Source data:

----

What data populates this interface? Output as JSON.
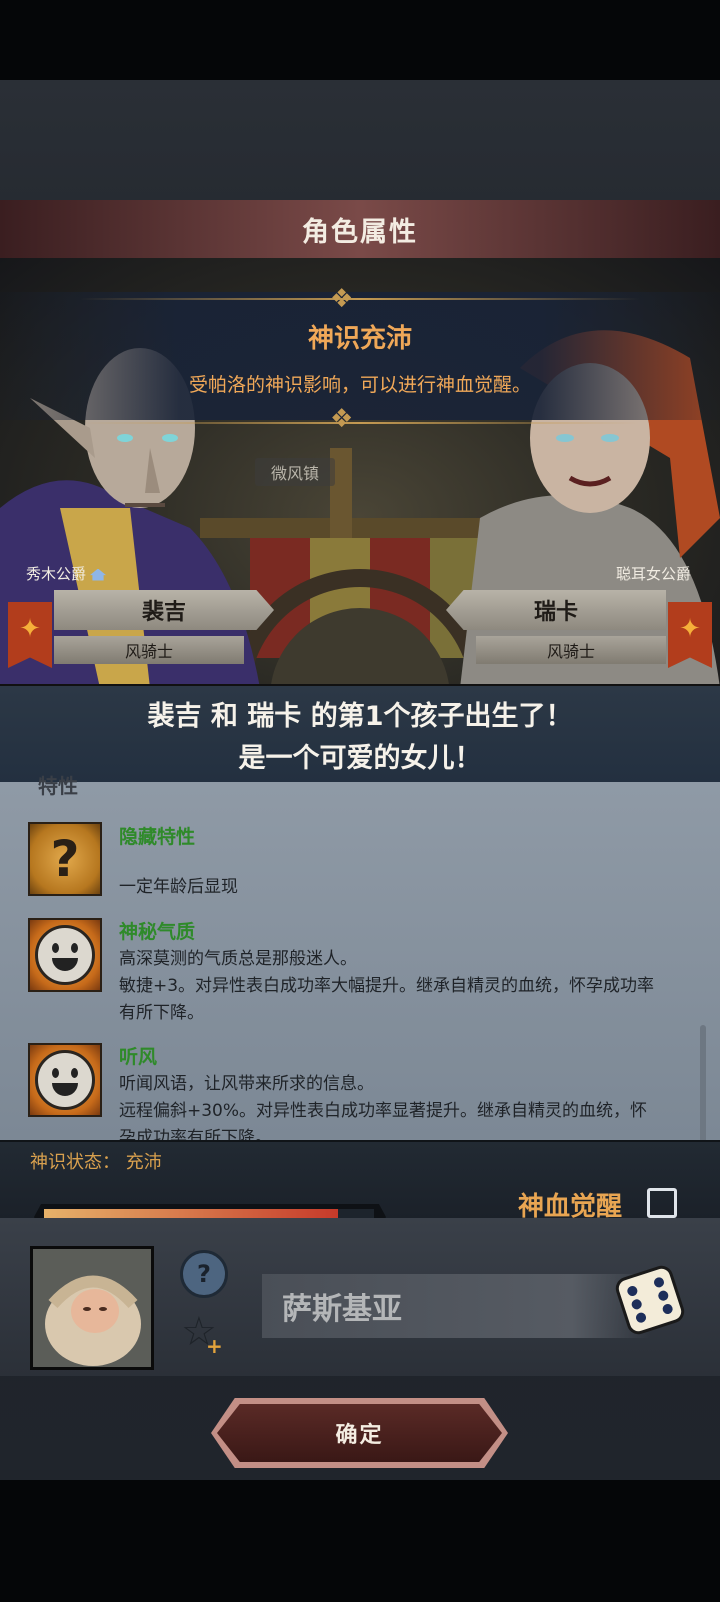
{
  "header": {
    "title": "角色属性"
  },
  "notice": {
    "title": "神识充沛",
    "description": "受帕洛的神识影响，可以进行神血觉醒。"
  },
  "map": {
    "location_label": "微风镇"
  },
  "parents": {
    "father": {
      "rank": "秀木公爵",
      "name": "裴吉",
      "class": "风骑士"
    },
    "mother": {
      "rank": "聪耳女公爵",
      "name": "瑞卡",
      "class": "风骑士"
    }
  },
  "announcement": {
    "line1": "裴吉 和 瑞卡 的第1个孩子出生了！",
    "line2": "是一个可爱的女儿！"
  },
  "traits": {
    "header": "特性",
    "items": [
      {
        "icon": "question-icon",
        "name": "隐藏特性",
        "lines": [
          "一定年龄后显现"
        ]
      },
      {
        "icon": "smile-face-icon",
        "name": "神秘气质",
        "lines": [
          "高深莫测的气质总是那般迷人。",
          "敏捷+3。对异性表白成功率大幅提升。继承自精灵的血统，怀孕成功率",
          "有所下降。"
        ]
      },
      {
        "icon": "smile-face-icon",
        "name": "听风",
        "lines": [
          "听闻风语，让风带来所求的信息。",
          "远程偏斜+30%。对异性表白成功率显著提升。继承自精灵的血统，怀",
          "孕成功率有所下降。"
        ]
      }
    ]
  },
  "status": {
    "label": "神识状态：",
    "value": "充沛",
    "progress_percent": 89,
    "awaken_label": "神血觉醒",
    "awaken_checked": false
  },
  "child": {
    "name": "萨斯基亚",
    "help_icon": "question-circle-icon",
    "favorite_icon": "star-plus-icon",
    "random_icon": "dice-icon"
  },
  "confirm_label": "确定",
  "colors": {
    "accent_orange": "#f0a858",
    "trait_green": "#2f8a2a",
    "title_bar": "#7a4a48"
  }
}
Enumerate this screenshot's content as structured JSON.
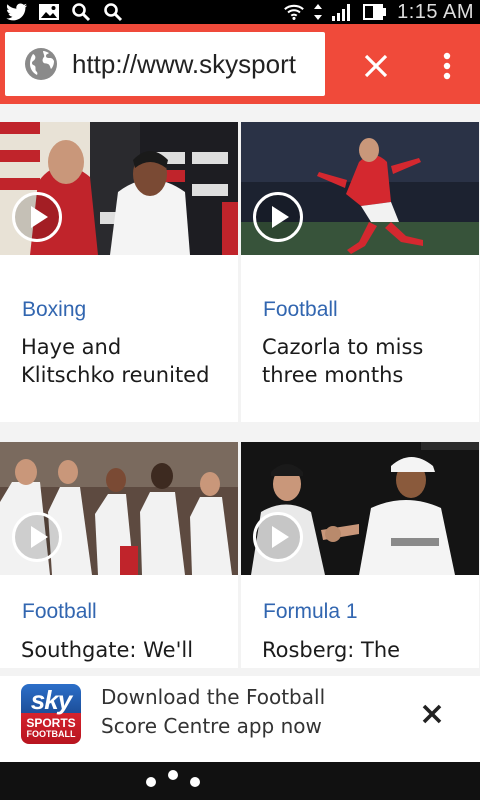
{
  "status_bar": {
    "time": "1:15 AM",
    "icons": [
      "twitter-icon",
      "gallery-icon",
      "search-icon",
      "search-icon",
      "wifi-icon",
      "data-arrows-icon",
      "signal-icon",
      "battery-icon"
    ]
  },
  "browser": {
    "url": "http://www.skysport",
    "toolbar_color": "#f04a3a",
    "icons": [
      "globe-icon",
      "close-icon",
      "more-vert-icon"
    ]
  },
  "articles": [
    {
      "category": "Boxing",
      "headline": "Haye and Klitschko reunited",
      "thumbnail": "boxing-photo"
    },
    {
      "category": "Football",
      "headline": "Cazorla to miss three months",
      "thumbnail": "football-player-photo"
    },
    {
      "category": "Football",
      "headline": "Southgate: We'll",
      "thumbnail": "england-team-photo"
    },
    {
      "category": "Formula 1",
      "headline": "Rosberg: The",
      "thumbnail": "f1-drivers-photo"
    }
  ],
  "banner": {
    "app_icon_brand": "sky",
    "app_icon_line1": "SPORTS",
    "app_icon_line2": "FOOTBALL",
    "text": "Download the Football Score Centre app now"
  },
  "colors": {
    "category": "#3266b0",
    "headline": "#1b1b1b",
    "accent": "#f04a3a"
  }
}
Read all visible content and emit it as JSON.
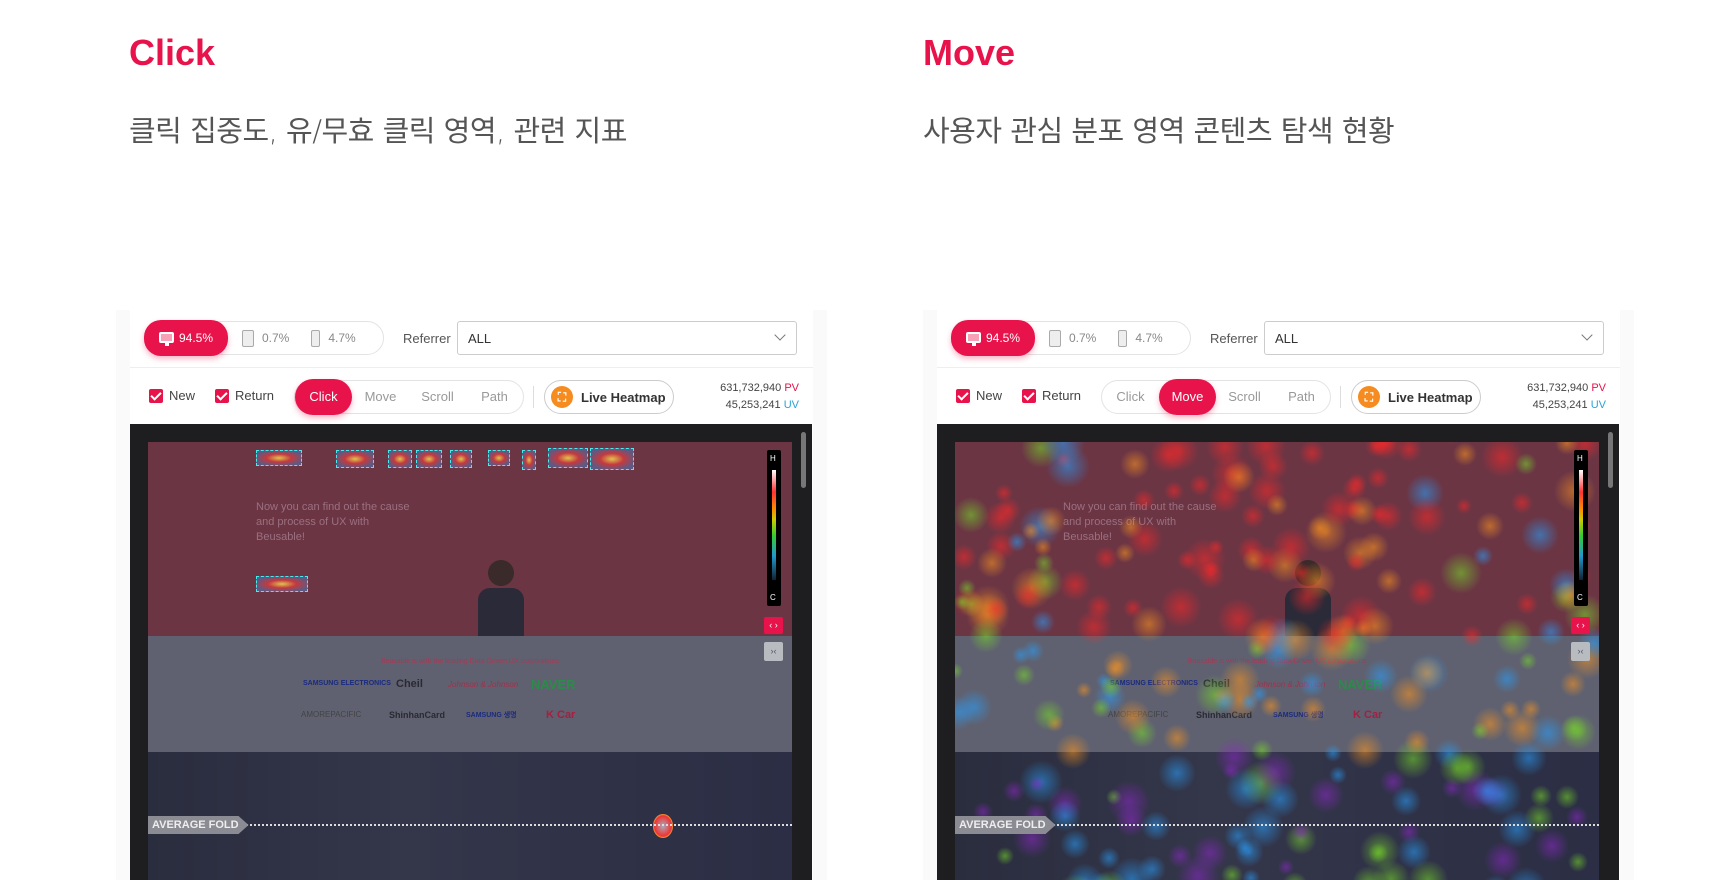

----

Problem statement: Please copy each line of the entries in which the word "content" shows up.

Solution to the exercise:
Enumerate this screenshot's content as structured JSON.
Read all visible content and emit it as JSON.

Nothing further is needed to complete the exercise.